What is required: The records below must be retyped exactly.
=== Begin Enclosure ===
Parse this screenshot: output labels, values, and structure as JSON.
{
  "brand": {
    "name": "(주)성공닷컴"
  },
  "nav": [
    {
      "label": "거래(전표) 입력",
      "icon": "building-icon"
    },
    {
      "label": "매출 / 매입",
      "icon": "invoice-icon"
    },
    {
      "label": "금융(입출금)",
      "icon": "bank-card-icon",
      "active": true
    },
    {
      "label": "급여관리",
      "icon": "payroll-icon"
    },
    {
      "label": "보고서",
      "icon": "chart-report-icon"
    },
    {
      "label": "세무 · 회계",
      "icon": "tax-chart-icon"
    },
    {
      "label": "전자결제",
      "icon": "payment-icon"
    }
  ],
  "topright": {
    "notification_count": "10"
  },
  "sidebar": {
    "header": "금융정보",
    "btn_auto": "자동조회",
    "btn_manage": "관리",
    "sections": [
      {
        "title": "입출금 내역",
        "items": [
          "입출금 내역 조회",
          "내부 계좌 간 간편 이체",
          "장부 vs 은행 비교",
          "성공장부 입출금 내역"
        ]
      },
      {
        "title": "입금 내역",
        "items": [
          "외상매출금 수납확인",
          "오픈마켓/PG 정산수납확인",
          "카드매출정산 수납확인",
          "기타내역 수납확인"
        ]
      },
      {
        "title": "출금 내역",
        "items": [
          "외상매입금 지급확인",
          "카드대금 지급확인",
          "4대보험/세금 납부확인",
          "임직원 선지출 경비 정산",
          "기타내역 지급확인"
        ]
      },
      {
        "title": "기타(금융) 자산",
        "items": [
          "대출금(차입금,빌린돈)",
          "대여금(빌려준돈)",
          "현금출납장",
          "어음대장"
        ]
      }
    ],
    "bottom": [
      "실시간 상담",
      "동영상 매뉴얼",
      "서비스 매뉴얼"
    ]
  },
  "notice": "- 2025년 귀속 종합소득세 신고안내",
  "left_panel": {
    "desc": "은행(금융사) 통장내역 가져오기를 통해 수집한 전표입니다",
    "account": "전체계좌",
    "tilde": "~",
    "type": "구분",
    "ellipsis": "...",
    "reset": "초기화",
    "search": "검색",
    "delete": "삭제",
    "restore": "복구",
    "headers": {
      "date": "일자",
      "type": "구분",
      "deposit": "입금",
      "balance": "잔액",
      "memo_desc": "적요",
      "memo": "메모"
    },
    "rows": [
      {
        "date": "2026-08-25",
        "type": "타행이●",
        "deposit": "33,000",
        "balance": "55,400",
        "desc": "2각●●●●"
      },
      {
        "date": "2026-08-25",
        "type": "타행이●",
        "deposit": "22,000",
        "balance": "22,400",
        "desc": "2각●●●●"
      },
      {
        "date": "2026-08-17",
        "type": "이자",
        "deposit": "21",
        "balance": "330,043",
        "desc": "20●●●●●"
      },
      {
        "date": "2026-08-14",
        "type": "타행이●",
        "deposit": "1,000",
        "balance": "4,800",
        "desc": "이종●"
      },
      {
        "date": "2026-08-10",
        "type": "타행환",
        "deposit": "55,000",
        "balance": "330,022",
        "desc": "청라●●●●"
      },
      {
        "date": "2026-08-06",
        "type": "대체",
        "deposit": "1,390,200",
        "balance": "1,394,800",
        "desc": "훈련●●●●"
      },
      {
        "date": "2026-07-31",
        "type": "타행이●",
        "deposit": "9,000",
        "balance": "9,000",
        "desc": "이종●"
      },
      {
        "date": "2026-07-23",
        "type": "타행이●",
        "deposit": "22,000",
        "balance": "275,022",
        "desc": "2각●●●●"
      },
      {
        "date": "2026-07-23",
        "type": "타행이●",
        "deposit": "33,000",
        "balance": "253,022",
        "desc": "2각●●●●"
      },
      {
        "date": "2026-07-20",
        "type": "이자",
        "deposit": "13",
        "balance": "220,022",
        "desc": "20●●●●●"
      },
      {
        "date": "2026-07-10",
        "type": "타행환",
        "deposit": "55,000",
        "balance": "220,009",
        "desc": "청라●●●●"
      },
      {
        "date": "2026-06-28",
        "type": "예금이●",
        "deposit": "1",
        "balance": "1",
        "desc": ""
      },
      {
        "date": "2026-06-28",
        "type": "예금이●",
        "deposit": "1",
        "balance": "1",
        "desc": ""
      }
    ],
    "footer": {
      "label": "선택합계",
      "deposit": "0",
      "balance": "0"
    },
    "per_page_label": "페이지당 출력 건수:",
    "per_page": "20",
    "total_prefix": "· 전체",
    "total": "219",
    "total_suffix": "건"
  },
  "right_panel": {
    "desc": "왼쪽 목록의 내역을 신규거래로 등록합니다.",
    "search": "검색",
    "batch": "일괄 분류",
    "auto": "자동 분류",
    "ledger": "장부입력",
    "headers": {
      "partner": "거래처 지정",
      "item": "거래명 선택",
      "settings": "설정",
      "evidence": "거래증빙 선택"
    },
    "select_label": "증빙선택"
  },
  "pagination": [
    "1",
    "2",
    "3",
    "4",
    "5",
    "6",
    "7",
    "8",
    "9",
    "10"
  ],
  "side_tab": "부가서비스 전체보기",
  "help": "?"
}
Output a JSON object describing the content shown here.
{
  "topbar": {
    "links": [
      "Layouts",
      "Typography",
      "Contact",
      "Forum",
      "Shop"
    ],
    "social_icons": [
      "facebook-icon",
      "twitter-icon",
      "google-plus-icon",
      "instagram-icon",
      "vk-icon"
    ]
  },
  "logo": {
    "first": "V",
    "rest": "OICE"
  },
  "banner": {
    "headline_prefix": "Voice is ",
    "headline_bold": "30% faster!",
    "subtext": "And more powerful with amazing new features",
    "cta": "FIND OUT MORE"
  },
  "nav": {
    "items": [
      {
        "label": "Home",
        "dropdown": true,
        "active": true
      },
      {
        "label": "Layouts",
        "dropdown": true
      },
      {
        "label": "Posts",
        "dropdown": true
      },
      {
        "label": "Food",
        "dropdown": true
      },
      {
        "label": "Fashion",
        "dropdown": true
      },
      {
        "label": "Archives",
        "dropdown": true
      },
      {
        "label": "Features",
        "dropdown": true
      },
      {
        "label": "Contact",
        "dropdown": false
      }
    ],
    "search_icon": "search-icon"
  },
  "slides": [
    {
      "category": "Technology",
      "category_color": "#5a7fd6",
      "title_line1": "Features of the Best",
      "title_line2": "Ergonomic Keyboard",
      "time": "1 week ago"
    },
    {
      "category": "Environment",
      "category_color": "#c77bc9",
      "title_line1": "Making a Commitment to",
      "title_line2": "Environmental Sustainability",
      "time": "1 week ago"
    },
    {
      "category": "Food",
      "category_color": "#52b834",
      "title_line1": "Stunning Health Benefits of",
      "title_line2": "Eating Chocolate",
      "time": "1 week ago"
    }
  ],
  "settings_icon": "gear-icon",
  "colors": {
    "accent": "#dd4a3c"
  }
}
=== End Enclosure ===
Written solution:
Parse this screenshot: output labels, values, and structure as JSON.
{
  "brand": {
    "name": "(주)성공닷컴"
  },
  "nav": [
    {
      "label": "거래(전표) 입력",
      "icon": "building-icon"
    },
    {
      "label": "매출 / 매입",
      "icon": "invoice-icon"
    },
    {
      "label": "금융(입출금)",
      "icon": "bank-card-icon",
      "active": true
    },
    {
      "label": "급여관리",
      "icon": "payroll-icon"
    },
    {
      "label": "보고서",
      "icon": "chart-report-icon"
    },
    {
      "label": "세무 · 회계",
      "icon": "tax-chart-icon"
    },
    {
      "label": "전자결제",
      "icon": "payment-icon"
    }
  ],
  "topright": {
    "notification_count": "10"
  },
  "sidebar": {
    "header": "금융정보",
    "btn_auto": "자동조회",
    "btn_manage": "관리",
    "sections": [
      {
        "title": "입출금 내역",
        "items": [
          "입출금 내역 조회",
          "내부 계좌 간 간편 이체",
          "장부 vs 은행 비교",
          "성공장부 입출금 내역"
        ]
      },
      {
        "title": "입금 내역",
        "items": [
          "외상매출금 수납확인",
          "오픈마켓/PG 정산수납확인",
          "카드매출정산 수납확인",
          "기타내역 수납확인"
        ]
      },
      {
        "title": "출금 내역",
        "items": [
          "외상매입금 지급확인",
          "카드대금 지급확인",
          "4대보험/세금 납부확인",
          "임직원 선지출 경비 정산",
          "기타내역 지급확인"
        ]
      },
      {
        "title": "기타(금융) 자산",
        "items": [
          "대출금(차입금,빌린돈)",
          "대여금(빌려준돈)",
          "현금출납장",
          "어음대장"
        ]
      }
    ],
    "bottom": [
      "실시간 상담",
      "동영상 매뉴얼",
      "서비스 매뉴얼"
    ]
  },
  "notice": "- 2025년 귀속 종합소득세 신고안내",
  "left_panel": {
    "desc": "은행(금융사) 통장내역 가져오기를 통해 수집한 전표입니다",
    "account": "전체계좌",
    "tilde": "~",
    "type": "구분",
    "ellipsis": "...",
    "reset": "초기화",
    "search": "검색",
    "delete": "삭제",
    "restore": "복구",
    "headers": {
      "date": "일자",
      "type": "구분",
      "deposit": "입금",
      "balance": "잔액",
      "memo_desc": "적요",
      "memo": "메모"
    },
    "rows": [
      {
        "date": "2026-08-25",
        "type": "타행이●",
        "deposit": "33,000",
        "balance": "55,400",
        "desc": "2각●●●●"
      },
      {
        "date": "2026-08-25",
        "type": "타행이●",
        "deposit": "22,000",
        "balance": "22,400",
        "desc": "2각●●●●"
      },
      {
        "date": "2026-08-17",
        "type": "이자",
        "deposit": "21",
        "balance": "330,043",
        "desc": "20●●●●●"
      },
      {
        "date": "2026-08-14",
        "type": "타행이●",
        "deposit": "1,000",
        "balance": "4,800",
        "desc": "이종●"
      },
      {
        "date": "2026-08-10",
        "type": "타행환",
        "deposit": "55,000",
        "balance": "330,022",
        "desc": "청라●●●●"
      },
      {
        "date": "2026-08-06",
        "type": "대체",
        "deposit": "1,390,200",
        "balance": "1,394,800",
        "desc": "훈련●●●●"
      },
      {
        "date": "2026-07-31",
        "type": "타행이●",
        "deposit": "9,000",
        "balance": "9,000",
        "desc": "이종●"
      },
      {
        "date": "2026-07-23",
        "type": "타행이●",
        "deposit": "22,000",
        "balance": "275,022",
        "desc": "2각●●●●"
      },
      {
        "date": "2026-07-23",
        "type": "타행이●",
        "deposit": "33,000",
        "balance": "253,022",
        "desc": "2각●●●●"
      },
      {
        "date": "2026-07-20",
        "type": "이자",
        "deposit": "13",
        "balance": "220,022",
        "desc": "20●●●●●"
      },
      {
        "date": "2026-07-10",
        "type": "타행환",
        "deposit": "55,000",
        "balance": "220,009",
        "desc": "청라●●●●"
      },
      {
        "date": "2026-06-28",
        "type": "예금이●",
        "deposit": "1",
        "balance": "1",
        "desc": ""
      },
      {
        "date": "2026-06-28",
        "type": "예금이●",
        "deposit": "1",
        "balance": "1",
        "desc": ""
      }
    ],
    "footer": {
      "label": "선택합계",
      "deposit": "0",
      "balance": "0"
    },
    "per_page_label": "페이지당 출력 건수:",
    "per_page": "20",
    "total_prefix": "· 전체",
    "total": "219",
    "total_suffix": "건"
  },
  "right_panel": {
    "desc": "왼쪽 목록의 내역을 신규거래로 등록합니다.",
    "search": "검색",
    "batch": "일괄 분류",
    "auto": "자동 분류",
    "ledger": "장부입력",
    "headers": {
      "partner": "거래처 지정",
      "item": "거래명 선택",
      "settings": "설정",
      "evidence": "거래증빙 선택"
    },
    "select_label": "증빙선택"
  },
  "pagination": [
    "1",
    "2",
    "3",
    "4",
    "5",
    "6",
    "7",
    "8",
    "9",
    "10"
  ],
  "side_tab": "부가서비스 전체보기",
  "help": "?"
}
Output a JSON object describing the content shown here.
{
  "topbar": {
    "links": [
      "Layouts",
      "Typography",
      "Contact",
      "Forum",
      "Shop"
    ],
    "social_icons": [
      "facebook-icon",
      "twitter-icon",
      "google-plus-icon",
      "instagram-icon",
      "vk-icon"
    ]
  },
  "logo": {
    "first": "V",
    "rest": "OICE"
  },
  "banner": {
    "headline_prefix": "Voice is ",
    "headline_bold": "30% faster!",
    "subtext": "And more powerful with amazing new features",
    "cta": "FIND OUT MORE"
  },
  "nav": {
    "items": [
      {
        "label": "Home",
        "dropdown": true,
        "active": true
      },
      {
        "label": "Layouts",
        "dropdown": true
      },
      {
        "label": "Posts",
        "dropdown": true
      },
      {
        "label": "Food",
        "dropdown": true
      },
      {
        "label": "Fashion",
        "dropdown": true
      },
      {
        "label": "Archives",
        "dropdown": true
      },
      {
        "label": "Features",
        "dropdown": true
      },
      {
        "label": "Contact",
        "dropdown": false
      }
    ],
    "search_icon": "search-icon"
  },
  "slides": [
    {
      "category": "Technology",
      "category_color": "#5a7fd6",
      "title_line1": "Features of the Best",
      "title_line2": "Ergonomic Keyboard",
      "time": "1 week ago"
    },
    {
      "category": "Environment",
      "category_color": "#c77bc9",
      "title_line1": "Making a Commitment to",
      "title_line2": "Environmental Sustainability",
      "time": "1 week ago"
    },
    {
      "category": "Food",
      "category_color": "#52b834",
      "title_line1": "Stunning Health Benefits of",
      "title_line2": "Eating Chocolate",
      "time": "1 week ago"
    }
  ],
  "settings_icon": "gear-icon",
  "colors": {
    "accent": "#dd4a3c"
  }
}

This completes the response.